by Christina Dalcher
No Jews, no negroes, no single women after six. You can break all three rules if you hawk cohibas and candy from a tray strapped to your neck, so that’s how Miriam and I earn a buck. She became Marie. I bleached my skin. Doesn’t matter—at the Stork Club, men only measure your legs or peer down cleavage avenue while the wives powder their noses. They look harder when the wives stay home.
In our room, heavy trays and shoes kicked aside, we lie head-to-toe on a bed built for one. “Hurt, baby?” Miriam asks, rubbing the spot where too-tight heels made their evening marks.
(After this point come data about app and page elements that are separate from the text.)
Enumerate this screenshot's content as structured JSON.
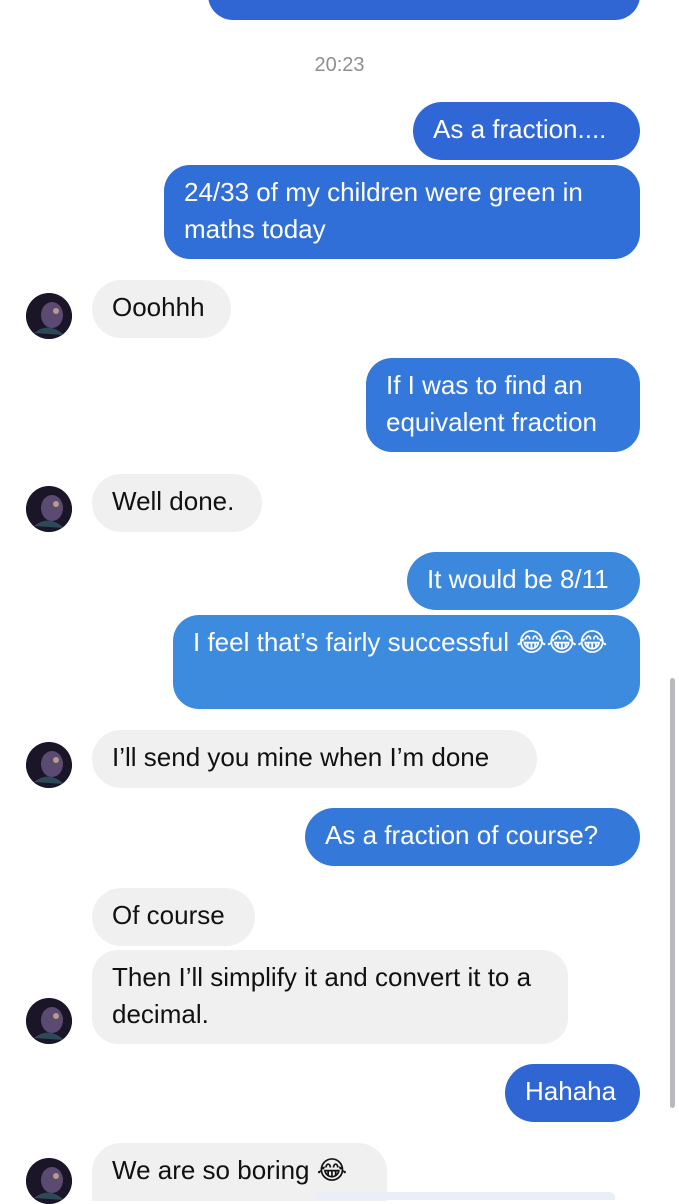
{
  "colors": {
    "outgoing_top": "#2f66d4",
    "outgoing_mid": "#3d86dc",
    "outgoing_bottom": "#2f66d4",
    "incoming": "#f0f0f0"
  },
  "conversation": {
    "timestamp": "20:23",
    "messages": [
      {
        "id": "m1",
        "side": "out",
        "text": "As a fraction...."
      },
      {
        "id": "m2",
        "side": "out",
        "text": "24/33 of my children were green in maths today"
      },
      {
        "id": "m3",
        "side": "in",
        "text": "Ooohhh"
      },
      {
        "id": "m4",
        "side": "out",
        "text": "If I was to find an equivalent fraction"
      },
      {
        "id": "m5",
        "side": "in",
        "text": "Well done."
      },
      {
        "id": "m6",
        "side": "out",
        "text": "It would be 8/11"
      },
      {
        "id": "m7",
        "side": "out",
        "text": "I feel that’s fairly successful 😂😂😂"
      },
      {
        "id": "m8",
        "side": "in",
        "text": "I’ll send you mine when I’m done"
      },
      {
        "id": "m9",
        "side": "out",
        "text": "As a fraction of course?"
      },
      {
        "id": "m10",
        "side": "in",
        "text": "Of course"
      },
      {
        "id": "m11",
        "side": "in",
        "text": "Then I’ll simplify it and convert it to a decimal."
      },
      {
        "id": "m12",
        "side": "out",
        "text": "Hahaha"
      },
      {
        "id": "m13",
        "side": "in",
        "text": "We are so boring 😂"
      }
    ]
  }
}
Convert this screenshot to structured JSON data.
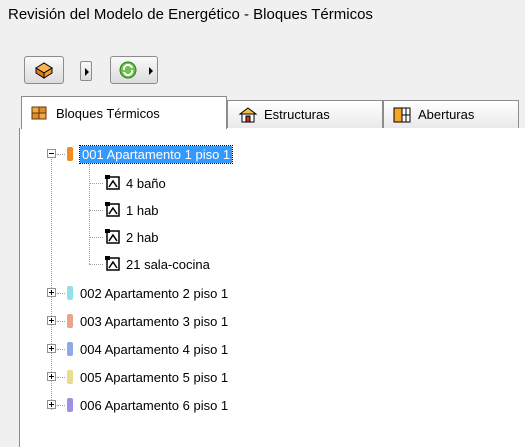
{
  "window": {
    "title": "Revisión del Modelo de Energético - Bloques Térmicos"
  },
  "toolbar": {
    "buttons": [
      {
        "icon": "orange-block-icon"
      },
      {
        "icon": "green-refresh-icon"
      }
    ]
  },
  "tabs": [
    {
      "label": "Bloques Térmicos",
      "icon": "blocks-icon",
      "active": true
    },
    {
      "label": "Estructuras",
      "icon": "house-icon",
      "active": false
    },
    {
      "label": "Aberturas",
      "icon": "window-icon",
      "active": false
    }
  ],
  "tree": {
    "blocks": [
      {
        "label": "001 Apartamento 1 piso 1",
        "color": "#f28c1e",
        "expanded": true,
        "selected": true,
        "children": [
          {
            "label": "4 baño"
          },
          {
            "label": "1 hab"
          },
          {
            "label": "2 hab"
          },
          {
            "label": "21 sala-cocina"
          }
        ]
      },
      {
        "label": "002 Apartamento 2 piso 1",
        "color": "#8fe1e8",
        "expanded": false
      },
      {
        "label": "003 Apartamento 3 piso 1",
        "color": "#e8a48c",
        "expanded": false
      },
      {
        "label": "004 Apartamento 4 piso 1",
        "color": "#8fa8e8",
        "expanded": false
      },
      {
        "label": "005 Apartamento 5 piso 1",
        "color": "#e8dc8f",
        "expanded": false
      },
      {
        "label": "006 Apartamento 6 piso 1",
        "color": "#9e8fe8",
        "expanded": false
      }
    ]
  }
}
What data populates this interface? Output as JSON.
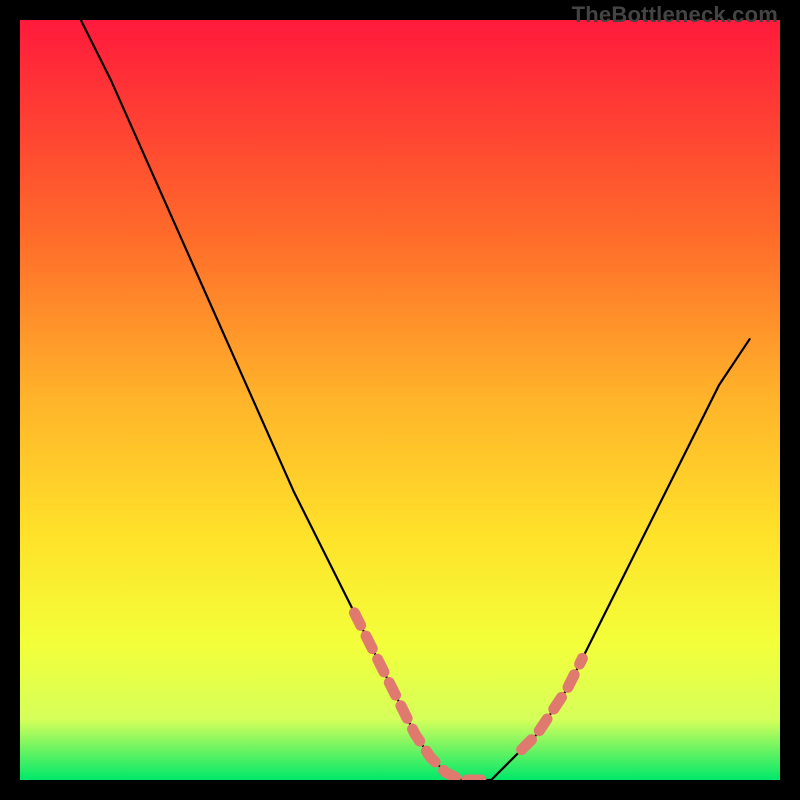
{
  "watermark": "TheBottleneck.com",
  "colors": {
    "gradient_top": "#ff1a3c",
    "gradient_mid1": "#ff6a2a",
    "gradient_mid2": "#ffb42a",
    "gradient_mid3": "#ffe22a",
    "gradient_mid4": "#f3ff3a",
    "gradient_low": "#d6ff5a",
    "gradient_green": "#00e86a",
    "curve_stroke": "#000000",
    "highlight_stroke": "#e07a6f",
    "frame_bg": "#000000"
  },
  "chart_data": {
    "type": "line",
    "title": "",
    "xlabel": "",
    "ylabel": "",
    "xlim": [
      0,
      100
    ],
    "ylim": [
      0,
      100
    ],
    "series": [
      {
        "name": "bottleneck-curve",
        "x": [
          8,
          12,
          16,
          20,
          24,
          28,
          32,
          36,
          40,
          44,
          48,
          50,
          52,
          54,
          56,
          58,
          60,
          62,
          64,
          68,
          72,
          76,
          80,
          84,
          88,
          92,
          96
        ],
        "values": [
          100,
          92,
          83,
          74,
          65,
          56,
          47,
          38,
          30,
          22,
          14,
          10,
          6,
          3,
          1,
          0,
          0,
          0,
          2,
          6,
          12,
          20,
          28,
          36,
          44,
          52,
          58
        ]
      }
    ],
    "highlight_segments": [
      {
        "name": "left-highlight",
        "x": [
          44,
          46,
          48,
          50,
          52,
          54,
          56,
          58,
          60,
          62
        ],
        "values": [
          22,
          18,
          14,
          10,
          6,
          3,
          1,
          0,
          0,
          0
        ]
      },
      {
        "name": "right-highlight",
        "x": [
          66,
          68,
          70,
          72,
          74
        ],
        "values": [
          4,
          6,
          9,
          12,
          16
        ]
      }
    ]
  }
}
Tuesday was our third time, and I’m leaving out recognizable names. You’ve seen them as giants on silver screens; later, they’ll shine on black-and-white sets, small as they really are. Only Miriam and I see the parts hidden under tuxedos and fedoras. We smell their breath—champagne-syrupy, gin-sharp. We feel their bodies stiffen and slacken before tales are told at ashtray-littered tables. You don’t know them like we do.
They’ll talk about our bell-shaped skirts and our smooth skin that, in dark rooms, tastes like girl—not Jewish girl, not colored girl. They’ll whisper about how my fingers find Miriam’s and we hold hands in the during and in the after. They’ll laugh.
Alone, we tell each other different tales:
Only a few more.
The money helps.
We’ll be fine.
And we tell each other truths that rhyme with I love you.
“Hurt, baby?” she says, kissing me everywhere, peeling the stockings off my legs, letting them fall in a puddle of fishnet on the bare floor.
“Not anymore,” I lie.
Then Miriam rubs the sore spots, even the ones she can’t reach.